The rent at Aidan Tompkins’ three-bedroom apartment on Almon Street went up by 29 percent in 2019. He and his roommates were paying $1,345 for the three-bedroom unit before the notice from his landlord came four months before lease renewal.
“It hit us pretty hard. We had to reassess our budget, had to cut a lot of things out,” says Tompkins who’s earning just above minimum wage as a cook.
In The Coast’s 2019 rental housing survey, 45 percent of respondents said their rent was going up in the next year—and on average, rents were increasing by five percent. In Nova Scotia, there’s no restriction on how much rent can increase, just that it can only happen once a year. Across Canada, provinces with controls on rent increases cap the jump around two percent—with Ontario putting an all-out freeze on rent increases for 2021.
Low vacancy rates, booming population growth, an influx of Airbnbs and slow building on new units all contribute to Halifax’s landlord’s rental market that regularly sees huge increases like Tompkins’—whose 29 percent increase in 2019 was upped again this year by $75 a month. This one he did not honour because it wasn’t presented by the landlord with the required four months’ notice.

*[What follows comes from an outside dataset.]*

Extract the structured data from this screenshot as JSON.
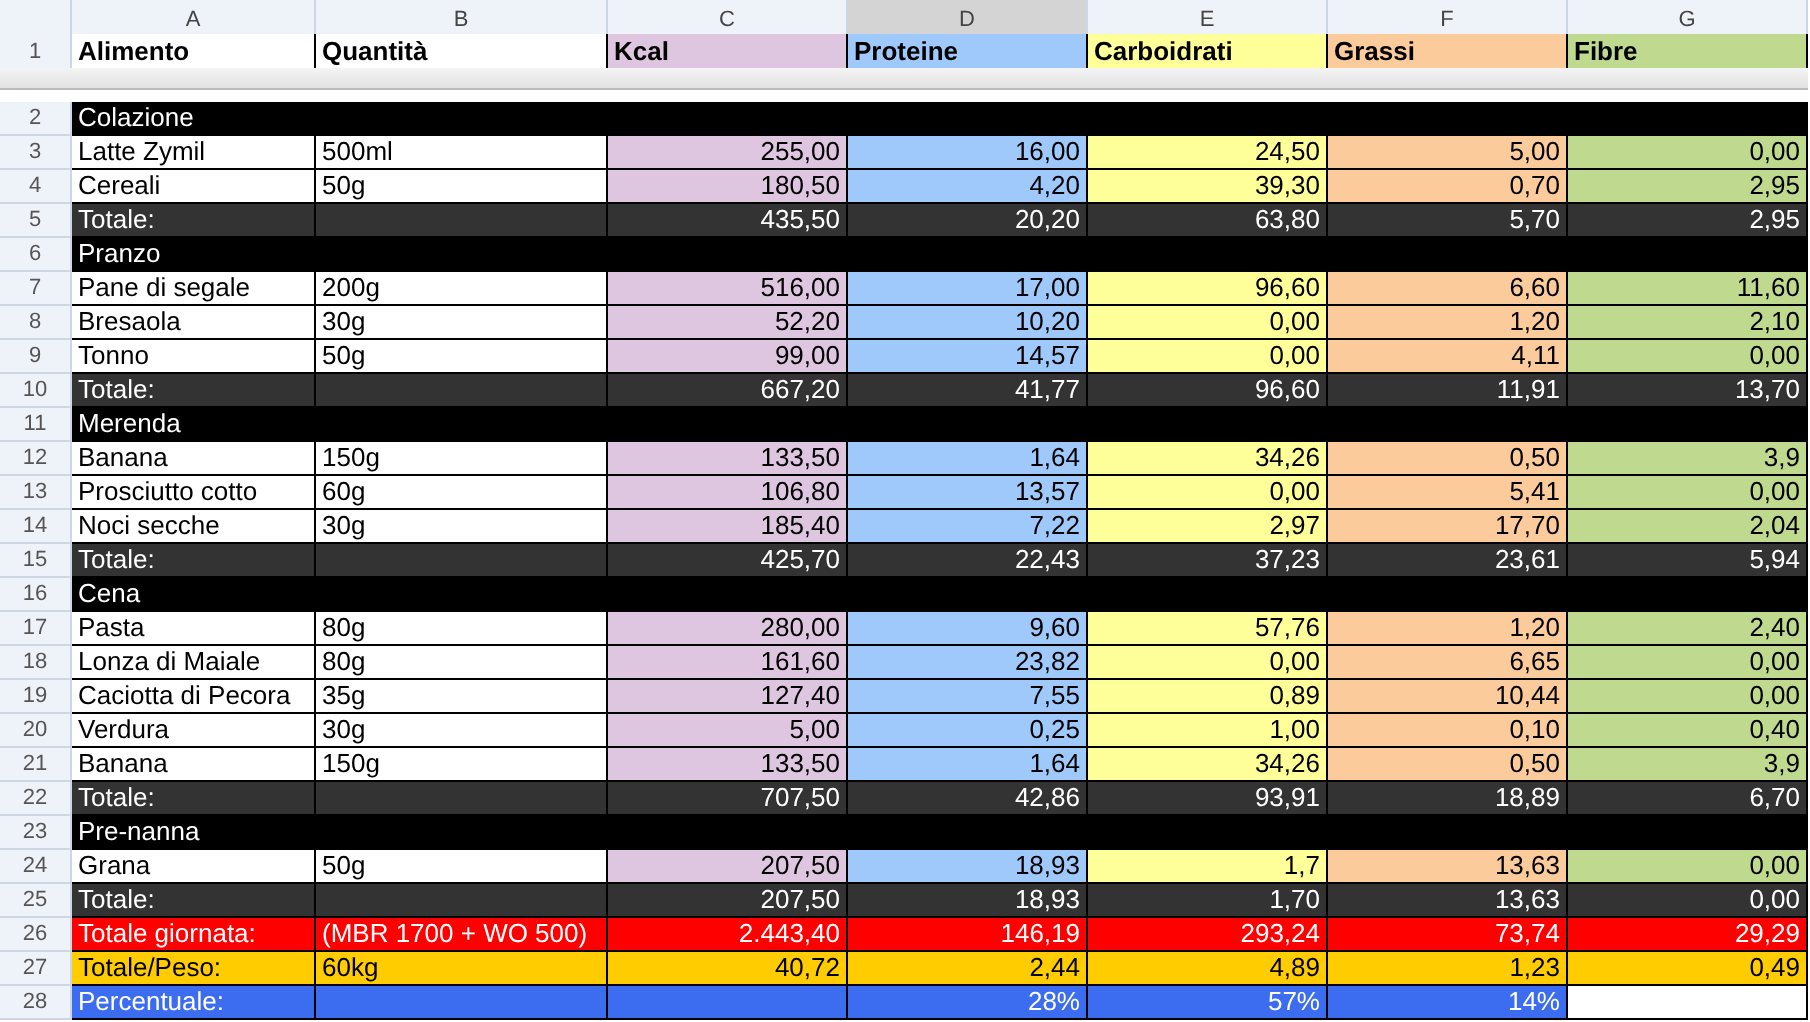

On Saturday, Tompkins, who’s a member of ACORN a rental tenancy union for low and moderate income tenants, will be lending his voice at a rally for rent control happening at the Grand Parade outside City Hall at 2 pm.
The rally will see attendees march to the province house as they demand a change in Nova Scotia’s renting policy. Fight for 15 and Dalhousie Legal Aid are going to be present in solidarity says Hannah Wood, Peninsula Chair of ACORN. “It’s an opportunity for people to come and be part of the fight for rental reform and rent control.”
She says she’s heard of increases of up to $900. “Right now, we are really in a crisis point with housing where housing is becoming increasingly unaffordable for people and people’s rights to stay in their homes are being trampled upon.”
Wood maintains they will continue to fight until they get what they want—rent control. “I hope to show both the city and the province and the Liberal party that we’re very serious about this,” she says.
Not only is this a rally for a provincial change with regards to rent, Wood also hopes people who come out can be educated holistically about other situations in the province “and learn how they can be informed and organized and how they can fight for rent control themselves individually.” Like how rent control did exist in Nova Scotia until 1993, when then-premier John Savage’s Liberal government took it away.
Any effort to put it back in place falls on the provincial government, but almost 70 percent of Halifax’s newly-election regional council told The Coast the policy should exist in Halifax. (John Savage’s son, mayor Mike Savage, answered no.)
Like many others in Halfiax, because of the pandemic Tompkins is only getting three to four days of work, but still has to pay the same amount of rent. A ban on evictions due to COVID-19 to help renters who'd lost or changed work was cancelled by the government at the end of June, and Tompkins says the fair rent act favours only landlords. “Our fair rent act is called just that—a fair rent act. But there’s nothing about it that’s fair.”
Correction: This story originally stated that the Nova Scotia government's eviction ban continued because the state of emergency was still in place. In fact, the government cancelled the eviction ban on June 30 while keeping the state of emergency in place.